In the last three decades, John Gottman and his colleagues have literally re-written the book on marriage. Old beliefs about fair fighting and communication have been replaced with amazing insights about the keys to happy relationships. For example, the idea that there is one kind of relationship that is most likely to be successful has been replaced by the discovery that any of the three kinds of relationships—volatile, avoidant, or validating—can be enduring and satisfying as long as we have five positives for each negative. This feels completely harmonious with God’s recommendation that we love one another as He has loved us (See John 13, D&C 121).

Old ideas about parenting have been challenged and replaced with insight about induction—which is parenting that minimizes the use of power, reasons with children, and helps them understand the effects of their behavior on others. When I discovered the research on parental induction, I felt that the ideas had been stolen right from God’s instructions on leadership: “No power or influence can or ought to be maintained by virtue of the priesthood, only by persuasion, by long-suffering, by gentleness and meekness, and by love unfeigned; By kindness, and pure knowledge, which shall greatly enlarge the soul without hypocrisy, and without guile” (D&C 121:41-42). Other discoveries about cultivating moral development in children perfectly match God’s recommendations to bring up our children in light and truth.

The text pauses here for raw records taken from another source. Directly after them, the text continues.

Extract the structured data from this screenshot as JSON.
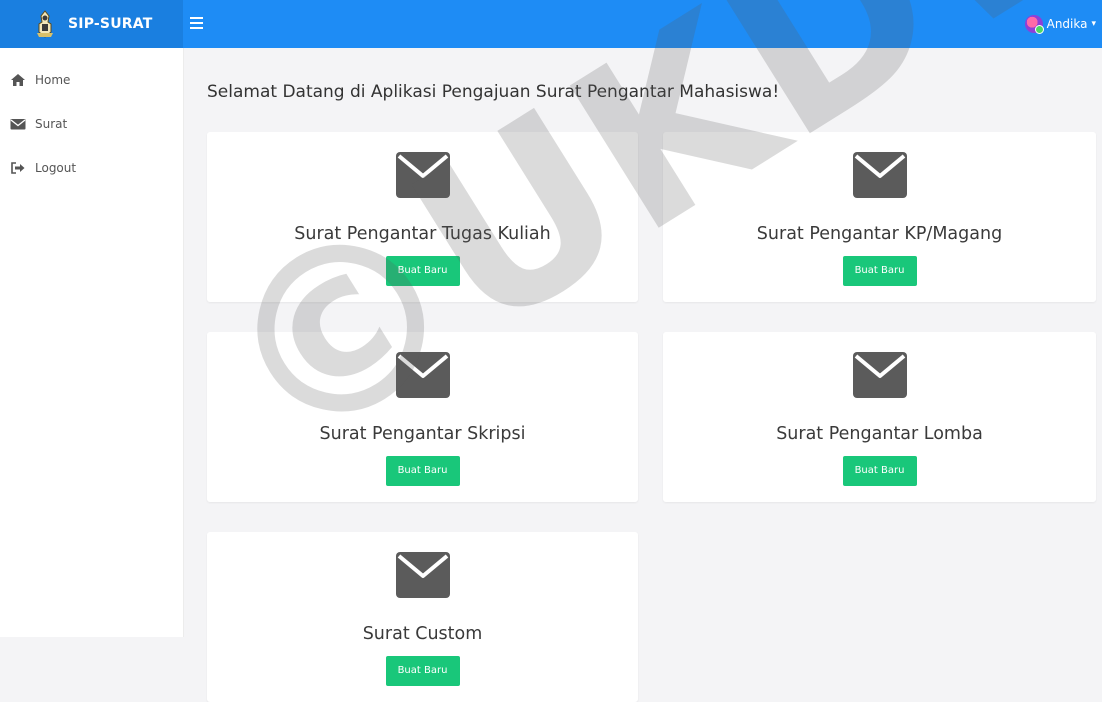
{
  "app": {
    "name": "SIP-SURAT",
    "brand_color": "#1e8cf5"
  },
  "header": {
    "menu_icon": "hamburger-icon",
    "user_name": "Andika"
  },
  "sidebar": {
    "items": [
      {
        "label": "Home",
        "icon": "home-icon"
      },
      {
        "label": "Surat",
        "icon": "envelope-icon"
      },
      {
        "label": "Logout",
        "icon": "logout-icon"
      }
    ]
  },
  "main": {
    "welcome": "Selamat Datang di Aplikasi Pengajuan Surat Pengantar Mahasiswa!",
    "cards": [
      {
        "title": "Surat Pengantar Tugas Kuliah",
        "button": "Buat Baru",
        "icon": "envelope-icon"
      },
      {
        "title": "Surat Pengantar KP/Magang",
        "button": "Buat Baru",
        "icon": "envelope-icon"
      },
      {
        "title": "Surat Pengantar Skripsi",
        "button": "Buat Baru",
        "icon": "envelope-icon"
      },
      {
        "title": "Surat Pengantar Lomba",
        "button": "Buat Baru",
        "icon": "envelope-icon"
      },
      {
        "title": "Surat Custom",
        "button": "Buat Baru",
        "icon": "envelope-icon"
      }
    ],
    "button_color": "#19c77a"
  },
  "watermark": "©UKDW"
}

Jesus set the perfect example of compassion as He entered into mortality and into Gethsemane so that His compassion would be fully informed. Great books on compassion, like Haim Ginott’s, teach us how to show authentic compassion to children.

Since God has given us great guides for family relationships, we don’t need to be wandering lost around the landscape. My dream is that one day the Latter-day Saints will be world leaders in applying God’s truths—those revealed through scripture and through research—to our family relationships. We will be a light upon a hill as we learn to live with joy, conduct our marriages with purpose, and parent with love and compassion.

Here is a list of some books that teach relationship principles that are entirely or largely compatible with gospel truth. I have included my own efforts to provide useful connections between research and scripture. See if one or more of these fit your current needs for developing a celestial family.


Gardner, D. (2008). The science of fear: Why we fear the things we shouldn’t–and put ourselves in greater danger. New York: Dutton.

Ginott, H., Ginott, A., & Goddard, H. W. (2002). Between parent and child. New York: Three Rivers.

Goddard, H. W. (2013). Bringing up our children in light and truth. Brigham City, UT: Currawong Press.

Goddard, H. W. (2007). Finding joy in family life. Cedar Hills, UT: JoyMap Publishing.

Goddard, H. W. (2009). Drawing heaven into your marriage. Cedar Hills, UT: JoyMap Publishing.

Goddard, H. W. (2012). The soft-spoken parent: 55 strategies for preventing contention with your children. Walnut Springs Press.

Goddard, H. W. (2021). Discoveries: Essential truths for relationships. Walnut Springs Press.

Goddard, H. W., Cracroft, R. H. (Eds.). (1999). My soul delighteth in the scriptures: Personal and family applications. Salt Lake City, UT: Bookcraft.

Gottman, J. M., & DeClaire, J. (2001). The relationship cure: A five-step guide for building better connections with family, friends, and lovers. New York: Crown.

Gottman, J. M., & Silver, N. (1999). The seven principles for making marriage work. New York: Crown.

Haidt, J. (2006). The happiness hypothesis: Finding modern truth in ancient wisdom. New York: Basic.

Mason, P. Q., & Pulsipher, J. D. (2021). Proclaim peace: The Restoration’s answer to an age of conflict. BYU Maxwell Institute & Deseret Book.

Rath, T. (2007). Strengths finder 2.0. New York: Gallup.

Seligman, M. E. P. (2002). Authentic happiness: Using the new positive psychology to realize your potential for lasting fulfillment. New York: Free Press.

Williams, R., & Williams, V. (1993). Anger kills: Seventeen strategies for controlling the hostility that can harm your health. New York: Times Books.